- [Exercise requirements]: Work out how many lines in the entries below include the word "hours". Give nothing but the number.

*** Material shown ***

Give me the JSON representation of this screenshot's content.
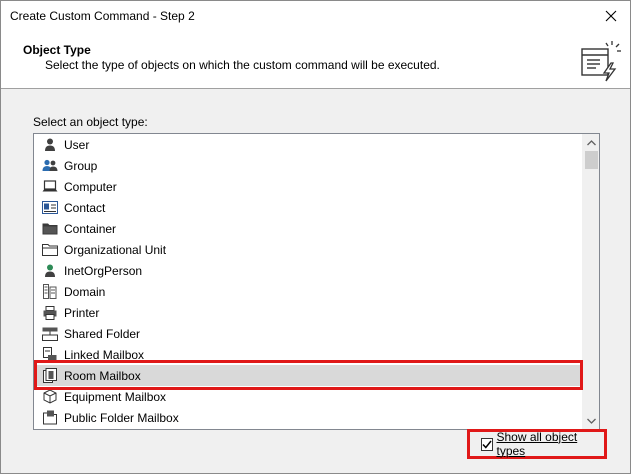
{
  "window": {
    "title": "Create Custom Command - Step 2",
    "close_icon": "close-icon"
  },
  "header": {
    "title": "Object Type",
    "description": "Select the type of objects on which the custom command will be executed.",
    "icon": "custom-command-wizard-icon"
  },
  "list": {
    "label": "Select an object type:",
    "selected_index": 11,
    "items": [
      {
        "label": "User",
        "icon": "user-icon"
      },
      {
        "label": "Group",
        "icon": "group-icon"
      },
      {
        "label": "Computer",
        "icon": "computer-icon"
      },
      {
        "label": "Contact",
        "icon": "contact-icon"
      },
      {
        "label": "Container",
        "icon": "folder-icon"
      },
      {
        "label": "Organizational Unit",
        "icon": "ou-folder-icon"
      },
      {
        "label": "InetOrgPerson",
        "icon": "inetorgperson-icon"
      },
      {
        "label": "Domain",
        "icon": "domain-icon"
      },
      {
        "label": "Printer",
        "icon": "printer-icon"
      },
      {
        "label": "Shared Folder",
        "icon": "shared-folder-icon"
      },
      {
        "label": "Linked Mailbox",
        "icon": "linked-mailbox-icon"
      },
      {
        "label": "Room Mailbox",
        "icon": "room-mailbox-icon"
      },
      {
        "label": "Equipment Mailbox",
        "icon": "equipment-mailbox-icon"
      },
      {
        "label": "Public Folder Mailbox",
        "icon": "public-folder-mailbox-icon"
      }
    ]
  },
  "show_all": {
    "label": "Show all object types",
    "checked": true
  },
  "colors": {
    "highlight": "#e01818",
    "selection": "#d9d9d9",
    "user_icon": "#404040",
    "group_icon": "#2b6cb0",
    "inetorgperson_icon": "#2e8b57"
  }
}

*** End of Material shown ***
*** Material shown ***

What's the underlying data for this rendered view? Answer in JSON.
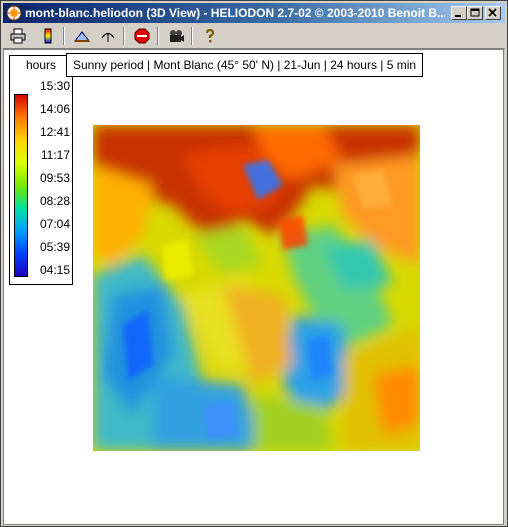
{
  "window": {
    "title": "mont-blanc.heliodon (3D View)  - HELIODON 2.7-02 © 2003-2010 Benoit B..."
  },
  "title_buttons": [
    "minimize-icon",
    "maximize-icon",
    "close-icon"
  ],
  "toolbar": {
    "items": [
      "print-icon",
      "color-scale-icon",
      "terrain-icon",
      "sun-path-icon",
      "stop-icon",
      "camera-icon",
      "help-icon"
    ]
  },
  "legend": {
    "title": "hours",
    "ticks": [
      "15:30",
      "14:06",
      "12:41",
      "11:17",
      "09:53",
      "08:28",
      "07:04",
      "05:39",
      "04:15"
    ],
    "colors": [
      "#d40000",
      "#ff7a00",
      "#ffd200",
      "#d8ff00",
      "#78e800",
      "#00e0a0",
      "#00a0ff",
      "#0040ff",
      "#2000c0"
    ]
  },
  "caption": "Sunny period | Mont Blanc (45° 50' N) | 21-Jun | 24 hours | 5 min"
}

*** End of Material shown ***

- [Task response]: 2